The researcher shared images of the channel names spray-painted on walls near transport hubs and other public places in order to advertise the channels to potential customers. Shape 1/6 Guns on the dark web Guns for sale on a dark web market place, August 2018 Screenshot 2/6 Dream Market vendor guidelines Some popular market places on the dark web still abide by a set of standards, despite selling illegal goods and services Screenshot 3/6 'Mystery box' for sale on the dark web A 'mystery box' for sale on the dark web, August 2018. Scam listings for the boxes first began appearing on the dark web after fake videos of people opening them trended on YouTube Screenshot 4/6 Religious texts on the dark web Religious and banned texts can be found on the dark web, allowing people to bypass censors in countries that suppress free speech Screenshot 5/6 Seeking help and advice on the dark web The Hidden Guru site on the dark web, offering 'knowledge from beyond', August 2018 Screenshot Waiting for a response from the dark web's Hidden Guru, August 2018 Screenshot 1/6 Guns on the dark web Guns for sale on a dark web market place, August 2018 Screenshot 2/6 Dream Market vendor guidelines Some popular market places on the dark web still abide by a set of standards, despite selling illegal goods and services Screenshot 3/6 'Mystery box' for sale on the dark web A 'mystery box' for sale on the dark web, August 2018. Scam listings for the boxes first began appearing on the dark web after fake videos of people opening them trended on YouTube Screenshot 4/6 Religious texts on the dark web Religious and banned texts can be found on the dark web, allowing people to bypass censors in countries that suppress free speech Screenshot 5/6 Seeking help and advice on the dark web The Hidden Guru site on the dark web, offering 'knowledge from beyond', August 2018 Screenshot Waiting for a response from the dark web's Hidden Guru, August 2018 Screenshot
Another major change in the way these drug dealers operate is in the use of “dead drops” to distribute the product. This bypasses the dangers of meeting face-to-face, while also avoiding the risk of drugs being tracked or intercepted through the postal system.
Goods are instead hidden in publicly accessible places, such as parks, before the location is sent to the customer once the purchase has been made. Semi-anonymous cryptocurrencies like bitcoin facilitate the payments.
The dropgangs, as they have been dubbed, were first discovered operating in Ukraine but have since been observed in Russia, the Balkans and most of central and eastern Europe.
Europol special adviser Rik Ferguson points to the end-to-end encryption and limited identity checks that make apps like Telegram attractive to the gangs.
“Criminals operate increasingly like businesses today, and they need reliable communication tools to get their job done,” Mr Ferguson, who also heads up research at cyber security firm Trend Micro, told The Independent .
“Telegram has become the tool of choice for criminals but it is not the first app to be put to nefarious use.
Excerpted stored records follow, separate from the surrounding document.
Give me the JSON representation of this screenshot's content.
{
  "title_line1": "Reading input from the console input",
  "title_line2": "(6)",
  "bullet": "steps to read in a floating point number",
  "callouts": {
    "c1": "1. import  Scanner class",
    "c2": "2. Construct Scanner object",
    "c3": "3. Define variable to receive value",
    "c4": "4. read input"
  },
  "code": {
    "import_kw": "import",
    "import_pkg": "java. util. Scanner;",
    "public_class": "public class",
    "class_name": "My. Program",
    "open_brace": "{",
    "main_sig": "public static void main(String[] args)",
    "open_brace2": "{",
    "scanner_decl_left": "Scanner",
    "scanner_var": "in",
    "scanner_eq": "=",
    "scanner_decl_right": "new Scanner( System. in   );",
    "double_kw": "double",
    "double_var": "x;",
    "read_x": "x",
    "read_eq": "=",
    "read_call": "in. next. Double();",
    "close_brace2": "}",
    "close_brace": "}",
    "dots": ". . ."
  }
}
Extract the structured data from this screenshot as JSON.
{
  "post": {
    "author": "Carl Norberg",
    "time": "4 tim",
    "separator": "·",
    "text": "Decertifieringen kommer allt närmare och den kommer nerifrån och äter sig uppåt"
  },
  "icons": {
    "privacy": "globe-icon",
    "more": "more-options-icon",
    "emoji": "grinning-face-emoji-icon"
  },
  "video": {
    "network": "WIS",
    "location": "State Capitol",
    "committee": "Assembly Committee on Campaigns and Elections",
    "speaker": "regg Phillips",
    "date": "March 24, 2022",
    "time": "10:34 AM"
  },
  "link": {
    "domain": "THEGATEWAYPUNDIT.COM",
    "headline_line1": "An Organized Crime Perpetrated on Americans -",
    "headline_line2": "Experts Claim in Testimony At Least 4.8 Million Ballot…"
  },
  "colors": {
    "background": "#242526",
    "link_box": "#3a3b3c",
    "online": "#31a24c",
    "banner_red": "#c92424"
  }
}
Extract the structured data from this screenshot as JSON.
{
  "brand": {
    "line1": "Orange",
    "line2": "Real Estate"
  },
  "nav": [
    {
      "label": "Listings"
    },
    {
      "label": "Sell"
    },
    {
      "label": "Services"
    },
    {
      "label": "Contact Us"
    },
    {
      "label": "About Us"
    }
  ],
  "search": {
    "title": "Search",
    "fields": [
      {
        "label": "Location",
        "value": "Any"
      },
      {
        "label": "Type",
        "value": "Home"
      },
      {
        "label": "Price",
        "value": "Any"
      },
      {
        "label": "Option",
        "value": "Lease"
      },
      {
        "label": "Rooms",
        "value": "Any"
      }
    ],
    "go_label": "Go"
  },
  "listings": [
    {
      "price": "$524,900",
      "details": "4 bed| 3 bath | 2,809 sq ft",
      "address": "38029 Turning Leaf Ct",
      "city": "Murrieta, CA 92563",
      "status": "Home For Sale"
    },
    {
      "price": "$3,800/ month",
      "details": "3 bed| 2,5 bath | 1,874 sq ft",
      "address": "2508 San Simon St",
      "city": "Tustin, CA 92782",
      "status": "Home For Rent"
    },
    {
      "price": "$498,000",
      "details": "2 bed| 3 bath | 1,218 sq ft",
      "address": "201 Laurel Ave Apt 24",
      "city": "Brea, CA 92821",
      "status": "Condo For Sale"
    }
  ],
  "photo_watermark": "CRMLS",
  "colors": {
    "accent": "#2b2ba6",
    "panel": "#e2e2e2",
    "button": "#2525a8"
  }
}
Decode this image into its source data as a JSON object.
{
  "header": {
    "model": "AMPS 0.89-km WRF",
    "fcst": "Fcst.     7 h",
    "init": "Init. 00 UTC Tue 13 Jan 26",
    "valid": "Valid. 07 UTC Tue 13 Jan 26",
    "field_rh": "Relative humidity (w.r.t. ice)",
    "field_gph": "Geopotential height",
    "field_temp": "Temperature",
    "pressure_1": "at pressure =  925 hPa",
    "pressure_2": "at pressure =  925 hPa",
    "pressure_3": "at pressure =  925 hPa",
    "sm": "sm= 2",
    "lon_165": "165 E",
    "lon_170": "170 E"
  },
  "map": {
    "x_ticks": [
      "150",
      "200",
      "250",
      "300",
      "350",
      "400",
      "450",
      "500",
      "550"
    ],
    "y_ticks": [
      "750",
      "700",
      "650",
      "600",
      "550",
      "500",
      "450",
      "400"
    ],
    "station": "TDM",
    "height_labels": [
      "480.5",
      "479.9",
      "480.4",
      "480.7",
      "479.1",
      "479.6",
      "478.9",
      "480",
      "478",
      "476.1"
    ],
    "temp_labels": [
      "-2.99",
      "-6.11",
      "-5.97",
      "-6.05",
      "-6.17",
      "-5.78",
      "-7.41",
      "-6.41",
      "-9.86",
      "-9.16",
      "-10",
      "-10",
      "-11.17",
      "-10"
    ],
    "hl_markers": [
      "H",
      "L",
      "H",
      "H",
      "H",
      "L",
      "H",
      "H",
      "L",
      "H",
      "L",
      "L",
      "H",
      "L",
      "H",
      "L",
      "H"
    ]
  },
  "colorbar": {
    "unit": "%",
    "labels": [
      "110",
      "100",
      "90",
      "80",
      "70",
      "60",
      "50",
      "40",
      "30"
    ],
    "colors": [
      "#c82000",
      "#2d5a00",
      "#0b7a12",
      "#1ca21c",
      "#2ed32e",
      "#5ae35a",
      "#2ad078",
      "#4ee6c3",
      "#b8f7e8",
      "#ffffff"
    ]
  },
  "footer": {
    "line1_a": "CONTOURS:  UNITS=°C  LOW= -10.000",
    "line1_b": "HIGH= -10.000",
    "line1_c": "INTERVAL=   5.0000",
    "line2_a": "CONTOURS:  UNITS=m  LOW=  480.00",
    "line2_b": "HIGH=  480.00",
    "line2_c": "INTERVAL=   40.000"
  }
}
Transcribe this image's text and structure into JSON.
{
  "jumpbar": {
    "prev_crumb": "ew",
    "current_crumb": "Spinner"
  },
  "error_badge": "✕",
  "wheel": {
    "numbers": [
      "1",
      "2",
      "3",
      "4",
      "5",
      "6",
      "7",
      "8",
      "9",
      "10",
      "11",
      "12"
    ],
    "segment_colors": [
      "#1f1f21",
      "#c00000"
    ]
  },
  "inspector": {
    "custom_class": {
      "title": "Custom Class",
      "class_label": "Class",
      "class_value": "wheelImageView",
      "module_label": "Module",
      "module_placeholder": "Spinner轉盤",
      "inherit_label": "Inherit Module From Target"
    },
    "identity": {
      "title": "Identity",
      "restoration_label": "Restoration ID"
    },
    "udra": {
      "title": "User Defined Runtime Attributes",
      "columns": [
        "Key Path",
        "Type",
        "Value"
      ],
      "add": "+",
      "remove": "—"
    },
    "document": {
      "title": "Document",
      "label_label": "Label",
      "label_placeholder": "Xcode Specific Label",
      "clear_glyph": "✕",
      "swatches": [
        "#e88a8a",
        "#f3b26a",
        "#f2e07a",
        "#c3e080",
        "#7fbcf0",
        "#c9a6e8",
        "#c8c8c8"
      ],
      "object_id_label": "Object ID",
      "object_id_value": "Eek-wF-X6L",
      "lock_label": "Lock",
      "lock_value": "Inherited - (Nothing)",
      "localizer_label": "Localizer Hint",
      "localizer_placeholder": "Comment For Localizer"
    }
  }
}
Channels such as WhatsApp and Facebook Messenger had their day in the criminal underworld too, so Telegram will likely not be the last.”
Telegram previously gained notoriety after it became the communication tool of choice for the Is is, however, there has since been a significant crackdown on channels that harbour terrorist activity.
More recently, an investigation uncovered images of child abuse and stolen credit card numbers being openly traded through Telegram – once again pointing to the trend of encrypted apps taking over from the...